**Task to carry out:**
The response has to reproduce all entries exactly while excluding their pictures.

Extracted material section start

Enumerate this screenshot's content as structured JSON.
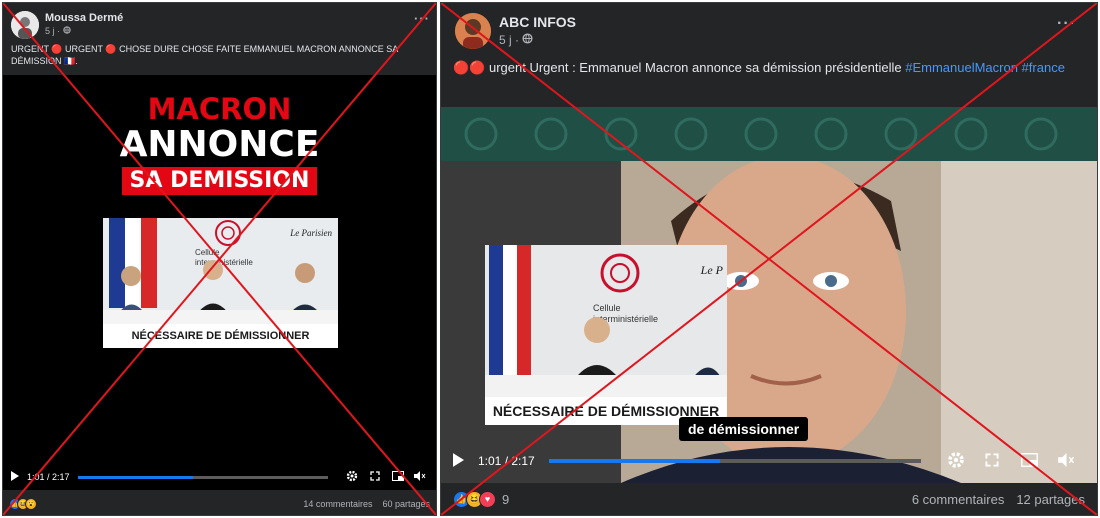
{
  "post1": {
    "author": "Moussa Dermé",
    "time": "5 j ·",
    "caption": "URGENT 🔴 URGENT 🔴 CHOSE DURE CHOSE FAITE EMMANUEL MACRON ANNONCE SA DÉMISSION 🇫🇷.",
    "headline": [
      "MACRON",
      "ANNONCE",
      "SA DEMISSION"
    ],
    "logo": "Le Parisien",
    "banner": "NÉCESSAIRE DE DÉMISSIONNER",
    "sign": "Cellule interministérielle",
    "time_display": "1:01 / 2:17",
    "progress": 0.46,
    "comments": "14 commentaires",
    "shares": "60 partages"
  },
  "post2": {
    "author": "ABC INFOS",
    "time": "5 j ·",
    "caption_prefix": "🔴🔴 urgent Urgent : Emmanuel Macron annonce sa démission présidentielle",
    "hashtag1": "#EmmanuelMacron",
    "hashtag2": "#france",
    "logo": "Le P",
    "banner": "NÉCESSAIRE DE DÉMISSIONNER",
    "sign": "Cellule interministérielle",
    "subtitle": "de démissionner",
    "time_display": "1:01 / 2:17",
    "progress": 0.46,
    "reaction_count": "9",
    "comments": "6 commentaires",
    "shares": "12 partages"
  },
  "colors": {
    "cross": "#e0161e",
    "hashtag": "#4599ff",
    "red_banner": "#e30613"
  }
}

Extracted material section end

**Result of this task:**
Enumerate this screenshot's content as structured JSON.
{
  "post1": {
    "author": "Moussa Dermé",
    "time": "5 j ·",
    "caption": "URGENT 🔴 URGENT 🔴 CHOSE DURE CHOSE FAITE EMMANUEL MACRON ANNONCE SA DÉMISSION 🇫🇷.",
    "headline": [
      "MACRON",
      "ANNONCE",
      "SA DEMISSION"
    ],
    "logo": "Le Parisien",
    "banner": "NÉCESSAIRE DE DÉMISSIONNER",
    "sign": "Cellule interministérielle",
    "time_display": "1:01 / 2:17",
    "progress": 0.46,
    "comments": "14 commentaires",
    "shares": "60 partages"
  },
  "post2": {
    "author": "ABC INFOS",
    "time": "5 j ·",
    "caption_prefix": "🔴🔴 urgent Urgent : Emmanuel Macron annonce sa démission présidentielle",
    "hashtag1": "#EmmanuelMacron",
    "hashtag2": "#france",
    "logo": "Le P",
    "banner": "NÉCESSAIRE DE DÉMISSIONNER",
    "sign": "Cellule interministérielle",
    "subtitle": "de démissionner",
    "time_display": "1:01 / 2:17",
    "progress": 0.46,
    "reaction_count": "9",
    "comments": "6 commentaires",
    "shares": "12 partages"
  },
  "colors": {
    "cross": "#e0161e",
    "hashtag": "#4599ff",
    "red_banner": "#e30613"
  }
}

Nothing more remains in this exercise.